PROBLEM STATEMENT.
All of the entries need to be copied character for character.

-- DATASET follows --

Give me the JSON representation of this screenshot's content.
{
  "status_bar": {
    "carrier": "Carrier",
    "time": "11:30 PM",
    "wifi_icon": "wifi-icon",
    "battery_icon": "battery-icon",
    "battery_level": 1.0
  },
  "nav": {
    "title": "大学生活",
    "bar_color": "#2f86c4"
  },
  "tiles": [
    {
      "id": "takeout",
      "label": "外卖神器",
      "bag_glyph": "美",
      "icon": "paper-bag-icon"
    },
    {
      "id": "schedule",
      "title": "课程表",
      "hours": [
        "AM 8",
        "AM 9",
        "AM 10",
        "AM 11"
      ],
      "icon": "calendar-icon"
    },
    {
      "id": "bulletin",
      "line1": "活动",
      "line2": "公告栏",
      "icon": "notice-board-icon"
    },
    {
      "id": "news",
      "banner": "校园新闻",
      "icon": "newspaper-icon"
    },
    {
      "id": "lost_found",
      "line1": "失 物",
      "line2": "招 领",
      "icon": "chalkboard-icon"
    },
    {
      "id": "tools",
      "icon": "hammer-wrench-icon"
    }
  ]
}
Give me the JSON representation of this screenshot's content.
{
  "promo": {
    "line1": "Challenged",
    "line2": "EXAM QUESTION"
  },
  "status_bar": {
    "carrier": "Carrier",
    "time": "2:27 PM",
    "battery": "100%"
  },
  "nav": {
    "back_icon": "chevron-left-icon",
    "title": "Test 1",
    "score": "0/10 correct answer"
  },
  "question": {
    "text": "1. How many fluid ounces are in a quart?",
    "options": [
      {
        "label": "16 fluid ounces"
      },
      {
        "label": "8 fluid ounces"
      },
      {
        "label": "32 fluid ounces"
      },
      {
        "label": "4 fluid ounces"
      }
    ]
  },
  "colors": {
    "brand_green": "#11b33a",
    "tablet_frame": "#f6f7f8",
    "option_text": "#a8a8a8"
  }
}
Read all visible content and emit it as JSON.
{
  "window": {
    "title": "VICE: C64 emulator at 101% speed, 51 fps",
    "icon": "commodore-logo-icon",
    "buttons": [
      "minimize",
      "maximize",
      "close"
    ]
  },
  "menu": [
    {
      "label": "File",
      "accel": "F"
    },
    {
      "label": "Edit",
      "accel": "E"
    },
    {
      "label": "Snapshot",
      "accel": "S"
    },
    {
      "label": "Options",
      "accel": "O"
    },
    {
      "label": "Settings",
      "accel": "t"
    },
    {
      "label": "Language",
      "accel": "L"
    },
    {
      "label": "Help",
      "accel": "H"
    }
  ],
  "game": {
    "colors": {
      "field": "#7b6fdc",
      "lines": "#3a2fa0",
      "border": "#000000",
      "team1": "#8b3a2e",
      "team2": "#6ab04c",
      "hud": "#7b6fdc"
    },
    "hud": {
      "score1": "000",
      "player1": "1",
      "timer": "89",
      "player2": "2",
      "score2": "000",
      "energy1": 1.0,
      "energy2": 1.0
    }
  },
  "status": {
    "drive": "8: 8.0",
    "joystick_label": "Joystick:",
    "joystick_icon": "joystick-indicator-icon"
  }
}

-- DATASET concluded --

TASK OUTPUT.
Give me the JSON representation of this screenshot's content.
{
  "status_bar": {
    "carrier": "Carrier",
    "time": "11:30 PM",
    "wifi_icon": "wifi-icon",
    "battery_icon": "battery-icon",
    "battery_level": 1.0
  },
  "nav": {
    "title": "大学生活",
    "bar_color": "#2f86c4"
  },
  "tiles": [
    {
      "id": "takeout",
      "label": "外卖神器",
      "bag_glyph": "美",
      "icon": "paper-bag-icon"
    },
    {
      "id": "schedule",
      "title": "课程表",
      "hours": [
        "AM 8",
        "AM 9",
        "AM 10",
        "AM 11"
      ],
      "icon": "calendar-icon"
    },
    {
      "id": "bulletin",
      "line1": "活动",
      "line2": "公告栏",
      "icon": "notice-board-icon"
    },
    {
      "id": "news",
      "banner": "校园新闻",
      "icon": "newspaper-icon"
    },
    {
      "id": "lost_found",
      "line1": "失 物",
      "line2": "招 领",
      "icon": "chalkboard-icon"
    },
    {
      "id": "tools",
      "icon": "hammer-wrench-icon"
    }
  ]
}
Give me the JSON representation of this screenshot's content.
{
  "promo": {
    "line1": "Challenged",
    "line2": "EXAM QUESTION"
  },
  "status_bar": {
    "carrier": "Carrier",
    "time": "2:27 PM",
    "battery": "100%"
  },
  "nav": {
    "back_icon": "chevron-left-icon",
    "title": "Test 1",
    "score": "0/10 correct answer"
  },
  "question": {
    "text": "1. How many fluid ounces are in a quart?",
    "options": [
      {
        "label": "16 fluid ounces"
      },
      {
        "label": "8 fluid ounces"
      },
      {
        "label": "32 fluid ounces"
      },
      {
        "label": "4 fluid ounces"
      }
    ]
  },
  "colors": {
    "brand_green": "#11b33a",
    "tablet_frame": "#f6f7f8",
    "option_text": "#a8a8a8"
  }
}
Read all visible content and emit it as JSON.
{
  "window": {
    "title": "VICE: C64 emulator at 101% speed, 51 fps",
    "icon": "commodore-logo-icon",
    "buttons": [
      "minimize",
      "maximize",
      "close"
    ]
  },
  "menu": [
    {
      "label": "File",
      "accel": "F"
    },
    {
      "label": "Edit",
      "accel": "E"
    },
    {
      "label": "Snapshot",
      "accel": "S"
    },
    {
      "label": "Options",
      "accel": "O"
    },
    {
      "label": "Settings",
      "accel": "t"
    },
    {
      "label": "Language",
      "accel": "L"
    },
    {
      "label": "Help",
      "accel": "H"
    }
  ],
  "game": {
    "colors": {
      "field": "#7b6fdc",
      "lines": "#3a2fa0",
      "border": "#000000",
      "team1": "#8b3a2e",
      "team2": "#6ab04c",
      "hud": "#7b6fdc"
    },
    "hud": {
      "score1": "000",
      "player1": "1",
      "timer": "89",
      "player2": "2",
      "score2": "000",
      "energy1": 1.0,
      "energy2": 1.0
    }
  },
  "status": {
    "drive": "8: 8.0",
    "joystick_label": "Joystick:",
    "joystick_icon": "joystick-indicator-icon"
  }
}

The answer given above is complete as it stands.